Start of Dataset content

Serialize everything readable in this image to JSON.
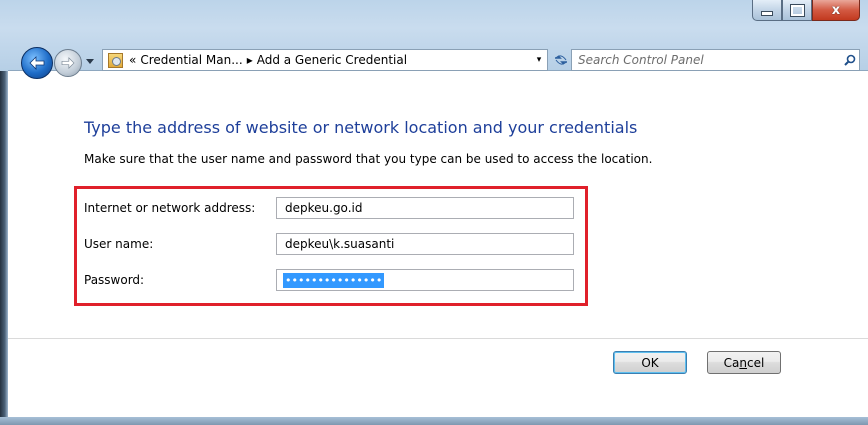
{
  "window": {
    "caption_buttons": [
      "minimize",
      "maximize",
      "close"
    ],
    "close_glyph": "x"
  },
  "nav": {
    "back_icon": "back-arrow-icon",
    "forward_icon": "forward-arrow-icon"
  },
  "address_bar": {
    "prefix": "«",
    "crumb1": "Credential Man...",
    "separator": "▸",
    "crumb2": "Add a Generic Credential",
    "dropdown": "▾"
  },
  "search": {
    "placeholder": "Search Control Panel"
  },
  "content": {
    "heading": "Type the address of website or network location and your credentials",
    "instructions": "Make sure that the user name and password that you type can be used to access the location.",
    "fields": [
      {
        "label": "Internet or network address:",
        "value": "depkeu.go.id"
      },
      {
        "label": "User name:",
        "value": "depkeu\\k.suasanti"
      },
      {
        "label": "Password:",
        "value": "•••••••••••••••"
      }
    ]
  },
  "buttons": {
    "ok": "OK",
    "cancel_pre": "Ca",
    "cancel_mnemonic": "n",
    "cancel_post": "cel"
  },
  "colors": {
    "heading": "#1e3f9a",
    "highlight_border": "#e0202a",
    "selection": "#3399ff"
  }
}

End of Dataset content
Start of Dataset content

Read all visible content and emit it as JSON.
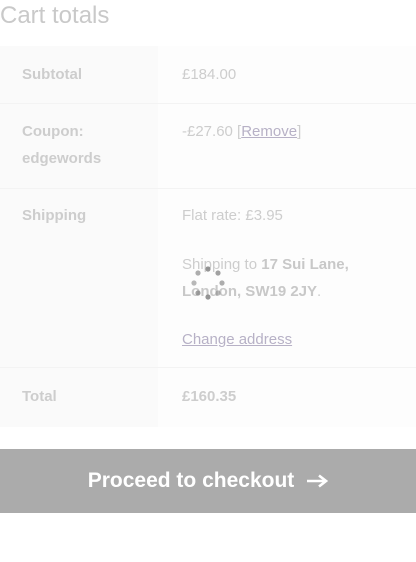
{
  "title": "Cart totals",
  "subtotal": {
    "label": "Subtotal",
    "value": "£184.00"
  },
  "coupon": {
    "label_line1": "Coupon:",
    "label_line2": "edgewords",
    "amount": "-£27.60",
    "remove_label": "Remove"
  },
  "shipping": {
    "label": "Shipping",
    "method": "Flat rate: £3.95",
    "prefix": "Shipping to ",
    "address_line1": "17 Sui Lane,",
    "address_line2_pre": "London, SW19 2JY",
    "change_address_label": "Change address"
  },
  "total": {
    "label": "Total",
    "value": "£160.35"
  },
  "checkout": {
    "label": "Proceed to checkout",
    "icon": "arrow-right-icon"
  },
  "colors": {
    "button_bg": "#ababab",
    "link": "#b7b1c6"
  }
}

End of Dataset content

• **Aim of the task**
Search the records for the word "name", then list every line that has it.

• **Response to this exercise**
    "instructions": "Make sure that the user name and password that you type can be used to access the location.",
        "label": "User name:",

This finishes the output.